■ **What to do**: Read through the material below and find each line that has the word "structured"; copy it.

■ **Raw data**:
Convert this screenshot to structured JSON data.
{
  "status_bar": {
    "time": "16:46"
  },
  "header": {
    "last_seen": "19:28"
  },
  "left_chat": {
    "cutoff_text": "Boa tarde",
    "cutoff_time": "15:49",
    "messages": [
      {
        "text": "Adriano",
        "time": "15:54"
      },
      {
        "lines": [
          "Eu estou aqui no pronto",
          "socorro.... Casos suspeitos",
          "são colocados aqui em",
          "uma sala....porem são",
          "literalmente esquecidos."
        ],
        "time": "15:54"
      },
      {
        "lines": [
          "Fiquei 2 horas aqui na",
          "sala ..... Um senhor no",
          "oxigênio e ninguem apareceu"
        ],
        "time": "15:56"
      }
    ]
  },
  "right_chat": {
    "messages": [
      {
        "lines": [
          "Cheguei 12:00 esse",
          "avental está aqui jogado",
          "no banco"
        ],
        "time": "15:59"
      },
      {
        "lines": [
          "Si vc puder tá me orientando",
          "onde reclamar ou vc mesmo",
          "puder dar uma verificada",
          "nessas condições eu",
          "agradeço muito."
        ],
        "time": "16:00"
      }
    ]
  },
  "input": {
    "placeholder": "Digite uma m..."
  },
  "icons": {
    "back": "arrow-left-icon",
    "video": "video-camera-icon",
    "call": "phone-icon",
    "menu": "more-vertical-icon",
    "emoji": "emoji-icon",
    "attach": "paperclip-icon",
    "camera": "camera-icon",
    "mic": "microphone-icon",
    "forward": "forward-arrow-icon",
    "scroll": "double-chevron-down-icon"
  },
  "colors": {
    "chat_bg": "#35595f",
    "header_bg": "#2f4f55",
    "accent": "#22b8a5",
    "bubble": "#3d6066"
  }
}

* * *

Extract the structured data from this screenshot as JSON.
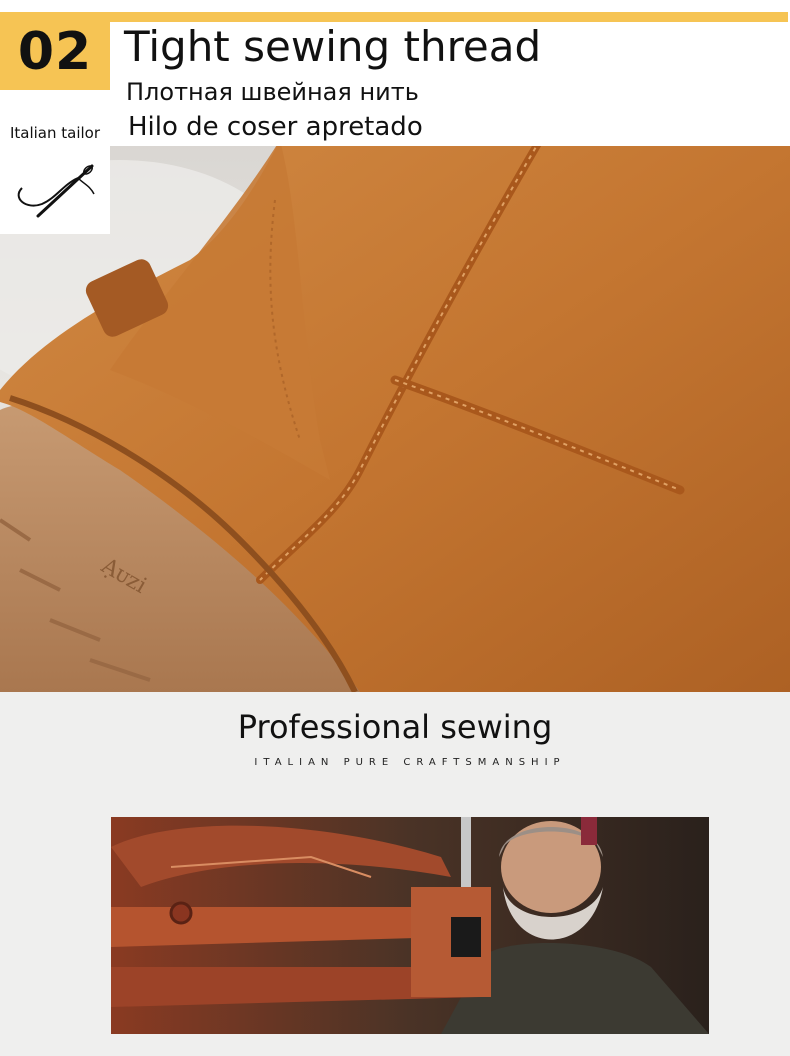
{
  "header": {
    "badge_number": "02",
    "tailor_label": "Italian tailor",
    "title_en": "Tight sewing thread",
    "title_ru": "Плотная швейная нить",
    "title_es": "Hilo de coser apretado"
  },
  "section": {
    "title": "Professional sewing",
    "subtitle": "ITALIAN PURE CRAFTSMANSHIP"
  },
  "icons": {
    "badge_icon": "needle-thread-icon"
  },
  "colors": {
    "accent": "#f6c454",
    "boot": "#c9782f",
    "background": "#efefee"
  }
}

■ **Exercise answer**:
Convert this screenshot to structured JSON data.
Extract the structured data from this screenshot as JSON.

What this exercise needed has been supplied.